Matthew: “Whosoever shall say, Thou fool, shall be in danger of hell fire (or “the Gehenna of fire” Matt 5:22, KJV).” Since our relationship with others is so important, the next verse says, “Therefore if thou bring thy gift to the altar, and there rememberest that thy brother hath ought against thee; Leave there thy gift before the altar, and go thy way; first be reconciled to thy brother, and then come and offer thy gift” (5:23, 24, KJV). God’s Word clearly teaches that worship comes before service. Here, the Lord Jesus tells us something that comes before worship: A right relationship with our brother.

Probably most in assembly fellowship appreciate the words, “For where two or three are gathered together in My Name there am I in the midst of them” (Matt 18:20, KJV) but we should be reminded of their context among verses that deal with our getting along with each other. This is part of the truth of God and is essential for assembly testimony.

Mark presents the Lord Jesus as God’s perfect Servant. He emphasizes His love, patience, and compassion with individuals (1:40, 41; 5:35b, 36; 10:21). Surely, the more we are like the Lord Jesus, the better our relationship with others will be.

Luke wrote, “Take heed to yourselves; if thy brother trespass against thee, rebuke him; and if he repent forgive him” (Luke 17:3, KJV). Rebuke him alone (without others being present) as Matthew 18:15 commands. “And if he trespass against thee seven times in a day, and seven times in a day turn again to thee saying, ‘I repent’; thou shalt forgive him” (KJV). What was the Lord teaching here? When it comes to personal trespass we should not question the genuineness of the repentance. No matter how genuine the man’s repentance is, the other person could think and/or say, “He is just saying that.” We should notice that the Lord does not say that he actually did repent seven times. He only said that he repented!

In John 17:20-23, the Lord Jesus (in speaking to the Father) says, “Neither pray I for these alone, but for them also which shall believe on Me through their word; that they all may be one; as Thou, Father, art in Me, and I in Thee, that they also may be one in Us: that the world may believe that Thou hast sent Me. And the glory which Thou gavest Me I have given them; that they may be one, even as We are one: I in them, and Thou in Me, that they may be made perfect in one; and that the world may know that Thou hast sent Me, and hast loved them, as Thou hast loved Me”( KJV).

G. H. Lang wrote: “It is sufficient to notice three things: The Lord’s desire for all His people to be perfected into one; the pattern of that oneness, to be oneness of the Father and the Son; and the object of this oneness, to be the testimony thereby given unto the world.

“The prayer of the Lord was in effect that the Holy Spirit might be sent into every one who should believe on His Name, so that by the Spirit of God indwelling each, all might be united into one in God; so that the pattern of our unity should be the oneness of the Father and the Son in the communion of the Spirit … the Father, the Son and the Spirit are not only one in person, but also one in action – in all Their doings there is the most perfect harmonious unity.

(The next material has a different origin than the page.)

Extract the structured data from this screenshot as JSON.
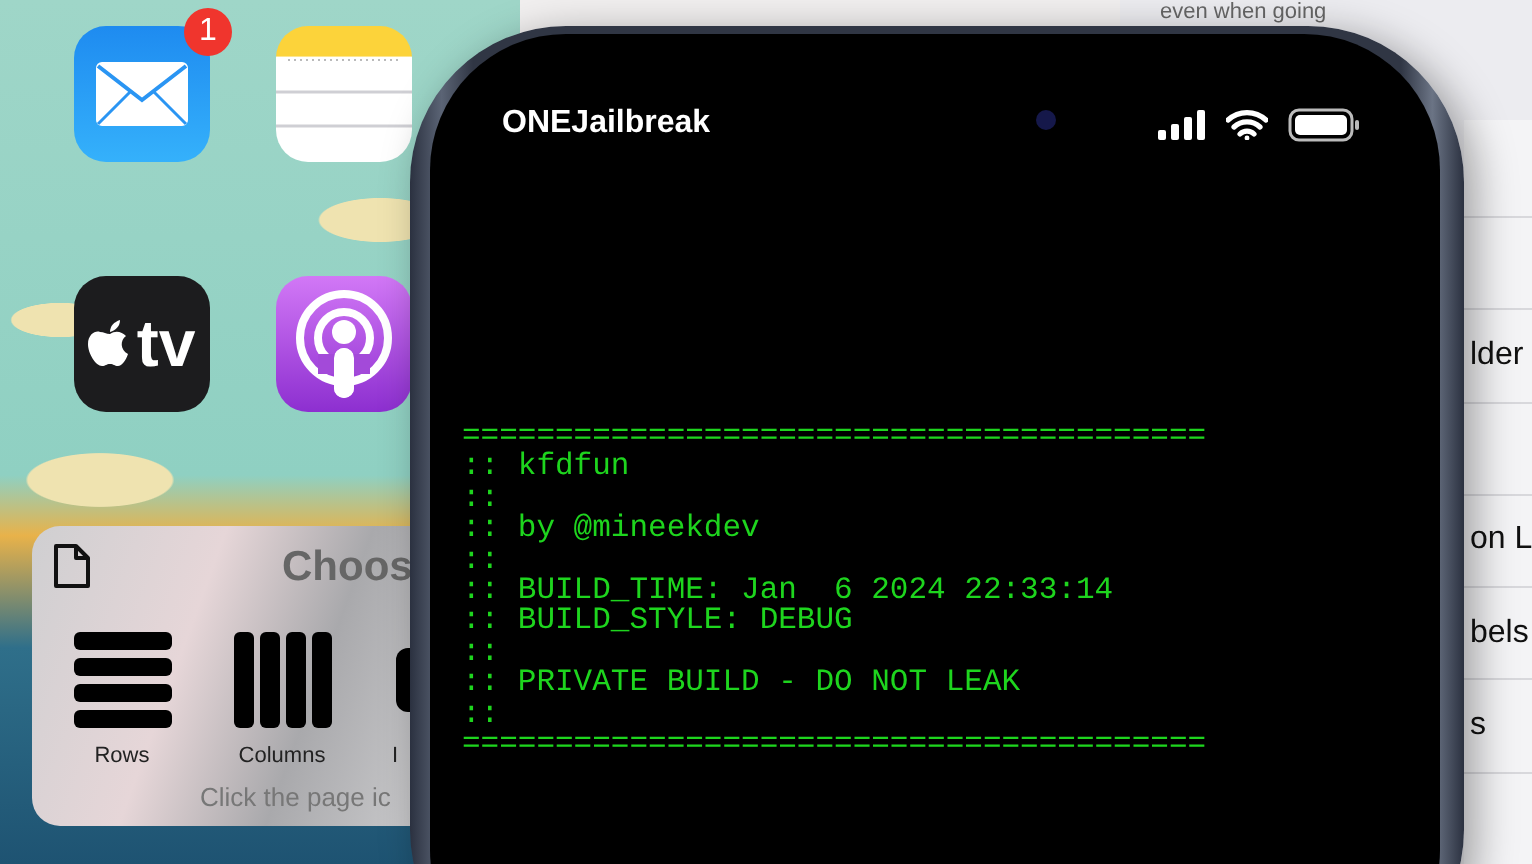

It would be sheer blasphemy, in fact logically the most absolute atheism, to suppose that the doings of the Godhead to be regulated by the decision of any two Persons thereof, the other being either opposed to the view of the two, or merely submissive to being outvoted.

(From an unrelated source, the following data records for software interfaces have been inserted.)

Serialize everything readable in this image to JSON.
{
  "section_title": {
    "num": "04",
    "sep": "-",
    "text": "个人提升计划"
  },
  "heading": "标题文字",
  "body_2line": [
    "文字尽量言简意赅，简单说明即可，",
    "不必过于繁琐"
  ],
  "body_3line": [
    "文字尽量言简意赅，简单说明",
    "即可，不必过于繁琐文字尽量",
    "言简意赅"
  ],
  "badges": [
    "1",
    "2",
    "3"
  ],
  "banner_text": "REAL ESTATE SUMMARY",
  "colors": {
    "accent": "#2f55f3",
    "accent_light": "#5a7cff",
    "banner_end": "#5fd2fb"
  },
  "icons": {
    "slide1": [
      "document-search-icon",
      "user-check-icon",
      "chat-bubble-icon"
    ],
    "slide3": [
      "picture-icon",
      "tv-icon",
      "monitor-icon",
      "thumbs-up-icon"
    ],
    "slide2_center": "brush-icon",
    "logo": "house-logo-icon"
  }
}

“But this being utterly incompatible with the oneness of the Father and the Son in the unity of the Spirit, how can it be any more in order on the part of those who, being indwelt by the same Spirit, are to be so united as to conform to the pattern of the oneness of God, even as our Lord prayed, ‘That they may be one even as We are one.’

“As to our last point, believers are to manifest a corporate union publicly, for the world is to see it. The object of the Lord is that the world may know and believe that He was sent by the Father, and that the believer is a sharer in the love of the Father to the Son. The deliberate departing from oneness of action by adopting the practice of the majority voting is undeniably not even attempting to attain such unified working, and cannot therefore, result in the testimony which He taught oneness alone could give.”